WHAT THIS TASK INVOLVES =>
Work out how many lines of the material below mention the word "minors"; reply with the number only.

DATA RECORDS =>
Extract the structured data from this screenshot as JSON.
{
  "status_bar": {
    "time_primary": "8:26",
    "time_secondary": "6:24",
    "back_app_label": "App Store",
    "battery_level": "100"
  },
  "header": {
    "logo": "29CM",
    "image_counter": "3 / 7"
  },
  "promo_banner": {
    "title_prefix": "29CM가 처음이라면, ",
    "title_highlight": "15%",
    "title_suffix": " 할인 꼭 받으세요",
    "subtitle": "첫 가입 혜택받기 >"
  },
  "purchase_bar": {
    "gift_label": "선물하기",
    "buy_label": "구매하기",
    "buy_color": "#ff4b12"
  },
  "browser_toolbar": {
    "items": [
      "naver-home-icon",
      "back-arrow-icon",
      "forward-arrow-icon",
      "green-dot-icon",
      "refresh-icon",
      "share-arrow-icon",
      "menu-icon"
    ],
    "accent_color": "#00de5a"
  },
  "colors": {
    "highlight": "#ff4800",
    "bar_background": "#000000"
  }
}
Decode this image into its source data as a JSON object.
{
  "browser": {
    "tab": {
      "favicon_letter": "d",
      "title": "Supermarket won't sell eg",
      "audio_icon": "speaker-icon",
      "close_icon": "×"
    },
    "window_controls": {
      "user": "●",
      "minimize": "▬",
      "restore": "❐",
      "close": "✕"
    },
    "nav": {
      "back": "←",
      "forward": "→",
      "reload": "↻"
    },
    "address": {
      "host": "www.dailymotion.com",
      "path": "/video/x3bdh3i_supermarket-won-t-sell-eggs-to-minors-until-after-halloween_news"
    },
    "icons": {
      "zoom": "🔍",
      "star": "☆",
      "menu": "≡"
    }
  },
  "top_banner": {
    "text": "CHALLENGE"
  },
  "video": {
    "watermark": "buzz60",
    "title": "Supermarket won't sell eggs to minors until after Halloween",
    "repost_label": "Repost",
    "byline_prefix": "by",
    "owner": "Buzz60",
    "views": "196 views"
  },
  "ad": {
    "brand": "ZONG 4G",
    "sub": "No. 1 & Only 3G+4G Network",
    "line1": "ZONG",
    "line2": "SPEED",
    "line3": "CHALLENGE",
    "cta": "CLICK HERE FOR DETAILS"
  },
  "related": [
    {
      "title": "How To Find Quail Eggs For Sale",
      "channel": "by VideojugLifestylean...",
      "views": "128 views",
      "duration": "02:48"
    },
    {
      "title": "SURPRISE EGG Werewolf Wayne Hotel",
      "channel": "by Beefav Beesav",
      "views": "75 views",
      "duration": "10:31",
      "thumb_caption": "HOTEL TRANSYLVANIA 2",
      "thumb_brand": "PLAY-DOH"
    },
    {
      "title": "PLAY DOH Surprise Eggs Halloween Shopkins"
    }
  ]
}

SOLVED EXERCISE =>
2